Books: Two Scoops of Django

I just finished reading the book Two Scoops of Django . It was highly recommended to me by members of the Bay Area Python Interest Group. It covers Django best practices. In short, I loved it! It's not an introduction, tutorial, or a reference for Django. In fact, it assumes you've already gone through the Django tutorial, and it occasionally refers you to the Django documentation. Rather, it tells you what you should and shouldn't do to use Django effectively. It's very prescriptive, and it has strong opinions. I've always enjoyed books like that. Best of all, it's only about 300 pages long, so it didn't take me that long to read. Having read the book cover-to-cover, even though I'm fairly new to Django, I kind of feel like I know what I'm doing at this point--at least a little ;) I was afraid when I started using Django that I wouldn't have that feeling until I had used it for a couple years. So, if you're using Django, I highly re

Books: American Gods

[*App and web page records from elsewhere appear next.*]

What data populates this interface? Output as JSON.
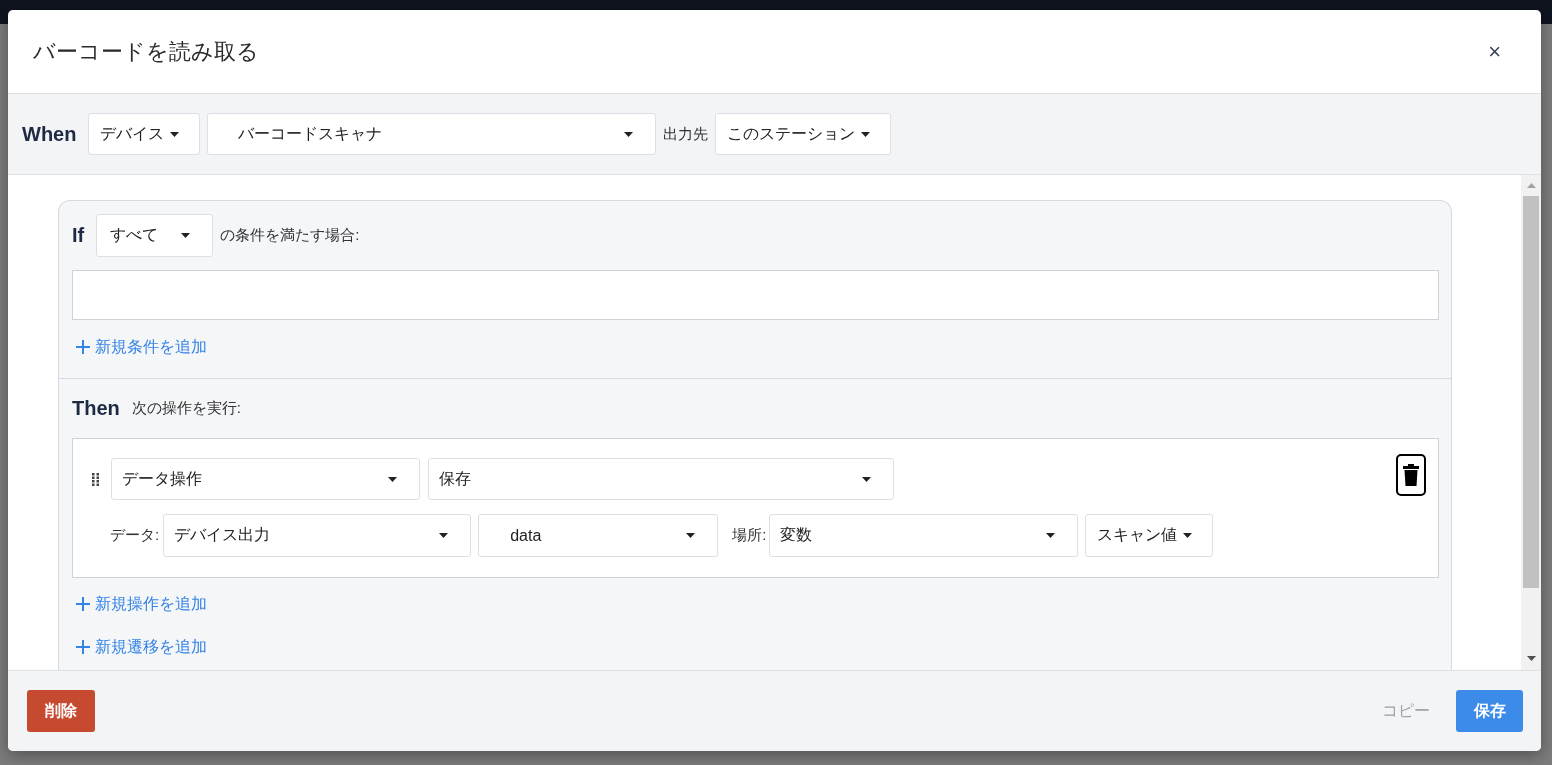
{
  "dialog": {
    "title": "バーコードを読み取る",
    "close": "×"
  },
  "when": {
    "label": "When",
    "source": "デバイス",
    "device": "バーコードスキャナ",
    "output_label": "出力先",
    "output": "このステーション"
  },
  "if": {
    "label": "If",
    "match": "すべて",
    "match_text": "の条件を満たす場合:",
    "add_condition": "新規条件を追加"
  },
  "then": {
    "label": "Then",
    "text": "次の操作を実行:",
    "actions": [
      {
        "category": "データ操作",
        "operation": "保存",
        "data_label": "データ:",
        "data_source": "デバイス出力",
        "data_field": "data",
        "place_label": "場所:",
        "place_type": "変数",
        "place_name": "スキャン値"
      }
    ],
    "add_action": "新規操作を追加",
    "add_transition": "新規遷移を追加"
  },
  "footer": {
    "delete": "削除",
    "copy": {
      "label": "コピー",
      "disabled": true
    },
    "save": "保存"
  }
}
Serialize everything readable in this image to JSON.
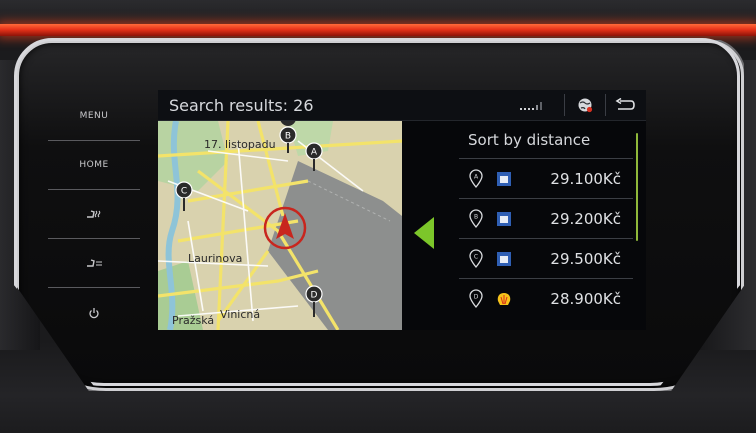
{
  "hardware_buttons": [
    {
      "label": "MENU",
      "icon": null
    },
    {
      "label": "HOME",
      "icon": null
    },
    {
      "label": "",
      "icon": "seat-heat-icon"
    },
    {
      "label": "",
      "icon": "seat-vent-icon"
    },
    {
      "label": "",
      "icon": "power-icon"
    }
  ],
  "status_bar": {
    "title": "Search results: 26",
    "signal_icon": "signal-strength-icon",
    "globe_icon": "online-globe-icon",
    "back_icon": "back-arrow-icon"
  },
  "map": {
    "labels": [
      "17. listopadu",
      "Laurinova",
      "Pražská",
      "Vinicná"
    ],
    "markers": [
      "A",
      "B",
      "C",
      "D"
    ],
    "current_position_icon": "position-arrow-icon"
  },
  "results_panel": {
    "sort_label": "Sort by distance",
    "rows": [
      {
        "marker": "A",
        "brand_icon": "fuel-station-brand-icon",
        "price": "29.100Kč"
      },
      {
        "marker": "B",
        "brand_icon": "fuel-station-brand-icon",
        "price": "29.200Kč"
      },
      {
        "marker": "C",
        "brand_icon": "fuel-station-brand-icon",
        "price": "29.500Kč"
      },
      {
        "marker": "D",
        "brand_icon": "shell-brand-icon",
        "price": "28.900Kč"
      }
    ]
  },
  "colors": {
    "accent_green": "#7cc62a",
    "ambient_red": "#e8331a",
    "screen_bg": "#050608"
  }
}
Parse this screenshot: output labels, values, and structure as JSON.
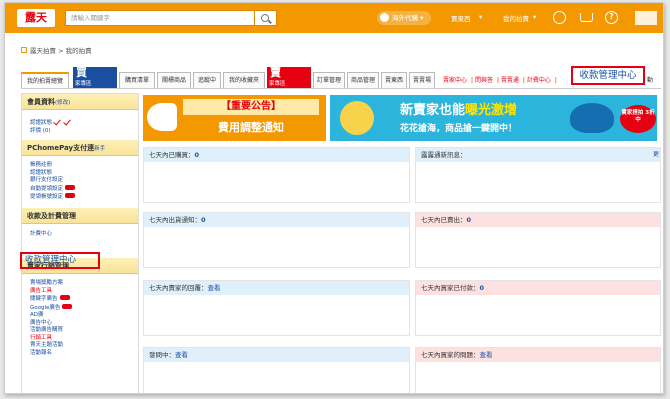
{
  "topbar": {
    "logo": "露天",
    "search_placeholder": "請輸入關鍵字",
    "overseas": "海外代購",
    "nav_seller": "賣東西",
    "nav_account": "我的拍賣"
  },
  "breadcrumb": "露天拍賣 > 我的拍賣",
  "tabs": {
    "my_summary": "我的拍賣總覽",
    "buyer_tag": "買",
    "buyer_tag_sub": "家專區",
    "buy_list": "購買清單",
    "tracked": "關標商品",
    "auction": "追蹤中",
    "my_evaluation": "我的收藏夾",
    "seller_tag": "賣",
    "seller_tag_sub": "家專區",
    "order_mgmt": "訂單管理",
    "product_mgmt": "商品管理",
    "sell_item": "賣東西",
    "my_store": "賣賣場"
  },
  "right_links": [
    "賣家中心",
    "問與答",
    "賣賣通",
    "計費中心"
  ],
  "receipt_center_label": "收款管理中心",
  "overflow_link": "動",
  "sidebar": {
    "member_title": "會員資料",
    "member_edit": "(修改)",
    "member_links": [
      "認證狀態",
      "評價 (0)"
    ],
    "pchome_title": "PChomePay支付連",
    "pchome_sub": "新手",
    "pchome_links": [
      "帳務註冊",
      "認證狀態",
      "銀行支付設定",
      "自動提領設定",
      "提領帳號設定"
    ],
    "billing_title": "收款及計費管理",
    "billing_links": [
      "計費中心",
      "收款管理中心"
    ],
    "marketing_title": "賣家行銷管理",
    "marketing_links": [
      "賣場獎勵方案",
      "廣告工具",
      "關鍵字廣告",
      "Google廣告",
      "AD廣",
      "廣告中心",
      "活動廣告購買",
      "行銷工具",
      "賣天主題活動",
      "活動報名"
    ]
  },
  "banners": {
    "announce_title": "【重要公告】",
    "announce_sub": "費用調整通知",
    "promo_title_a": "新賣家也能",
    "promo_title_b": "曝光激增",
    "promo_sub": "花花搶海，商品搶一鍵開中！",
    "promo_badge": "賣家搭拍 3折中"
  },
  "panels": {
    "bought_label": "七天內已購買：",
    "bought_value": "0",
    "news_label": "露露通新訊息：",
    "news_more": "更",
    "ship_label": "七天內出貨通知：",
    "ship_value": "0",
    "sold_label": "七天內已賣出：",
    "sold_value": "0",
    "reply_label": "七天內賣家的回覆：",
    "reply_link": "查看",
    "paid_label": "七天內買家已付款：",
    "paid_value": "0",
    "asking_label": "發問中：",
    "asking_link": "查看",
    "question_label": "七天內買家的問題：",
    "question_link": "查看"
  }
}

I just finished reading American Gods . It won the Hugo, the Nebula, and the Bram Stoker award, but I read it because it was number 10 on NPR's Top 100 Science-Fiction & Fantasy Books and because my buddy Sam Rushing recommended it. In short, I really, really liked it! I didn't think I would like it at all until about chapter 3, but after that, I couldn't put it down. It's like a mix of "O Brother Where art Thou", "The Guardians", Edgar Allan Poe, John Steinbeck, and "Pulp Fiction". My only complaint was that it was a bit too violent and sexually explicit for my tastes. Aside from that, it's a very enjoyable read.